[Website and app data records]
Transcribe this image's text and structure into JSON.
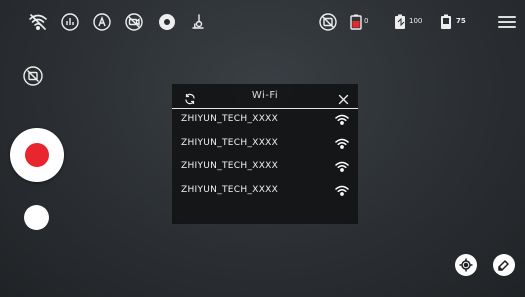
{
  "top_bar": {
    "icons": [
      "wifi-off-icon",
      "audio-levels-icon",
      "auto-mode-icon",
      "camera-off-icon",
      "settings-icon",
      "gimbal-icon",
      "hdr-off-icon"
    ],
    "battery_camera_label": "0",
    "battery_gimbal_label": "100",
    "battery_phone_label": "75"
  },
  "wifi_panel": {
    "title": "Wi-Fi",
    "networks": [
      {
        "name": "ZHIYUN_TECH_XXXX"
      },
      {
        "name": "ZHIYUN_TECH_XXXX"
      },
      {
        "name": "ZHIYUN_TECH_XXXX"
      },
      {
        "name": "ZHIYUN_TECH_XXXX"
      }
    ]
  },
  "controls": {
    "record": "record-button",
    "photo": "photo-button",
    "target": "target-icon",
    "erase": "eraser-icon"
  },
  "colors": {
    "record_red": "#e8262d",
    "panel_bg": "#121315",
    "background": "#2b2f33"
  }
}
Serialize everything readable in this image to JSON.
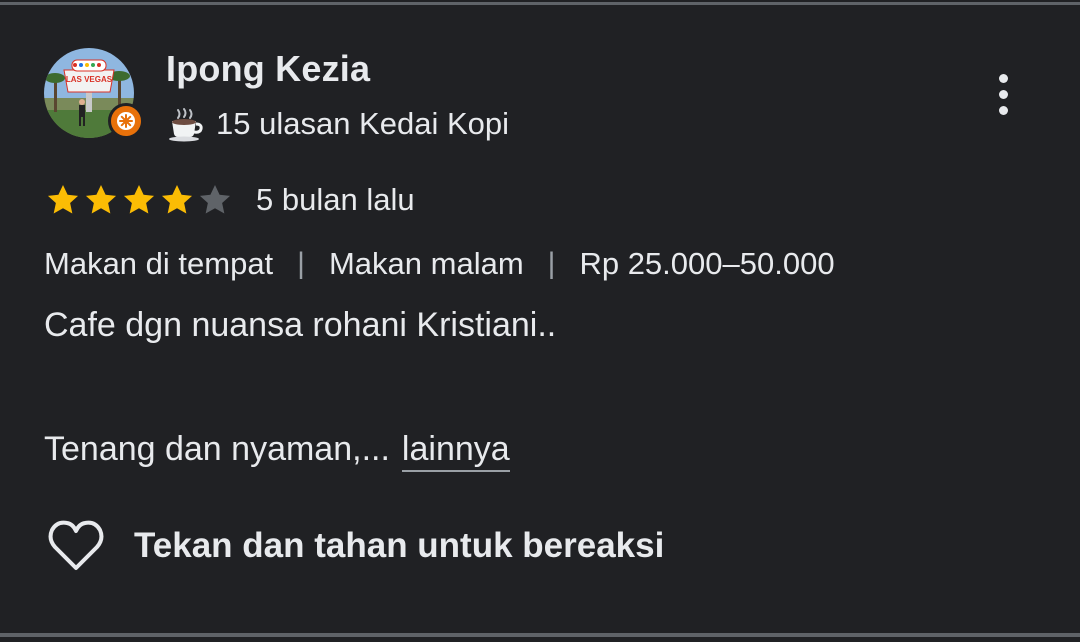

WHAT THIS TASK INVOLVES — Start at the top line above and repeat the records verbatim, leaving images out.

YOUR SOLUTION —
Transcribe this image's text and structure into JSON.
{
  "top_bar": {
    "icons": [
      "wifi-off-icon",
      "audio-levels-icon",
      "auto-mode-icon",
      "camera-off-icon",
      "settings-icon",
      "gimbal-icon",
      "hdr-off-icon"
    ],
    "battery_camera_label": "0",
    "battery_gimbal_label": "100",
    "battery_phone_label": "75"
  },
  "wifi_panel": {
    "title": "Wi-Fi",
    "networks": [
      {
        "name": "ZHIYUN_TECH_XXXX"
      },
      {
        "name": "ZHIYUN_TECH_XXXX"
      },
      {
        "name": "ZHIYUN_TECH_XXXX"
      },
      {
        "name": "ZHIYUN_TECH_XXXX"
      }
    ]
  },
  "controls": {
    "record": "record-button",
    "photo": "photo-button",
    "target": "target-icon",
    "erase": "eraser-icon"
  },
  "colors": {
    "record_red": "#e8262d",
    "panel_bg": "#121315",
    "background": "#2b2f33"
  }
}
Serialize everything readable in this image to JSON.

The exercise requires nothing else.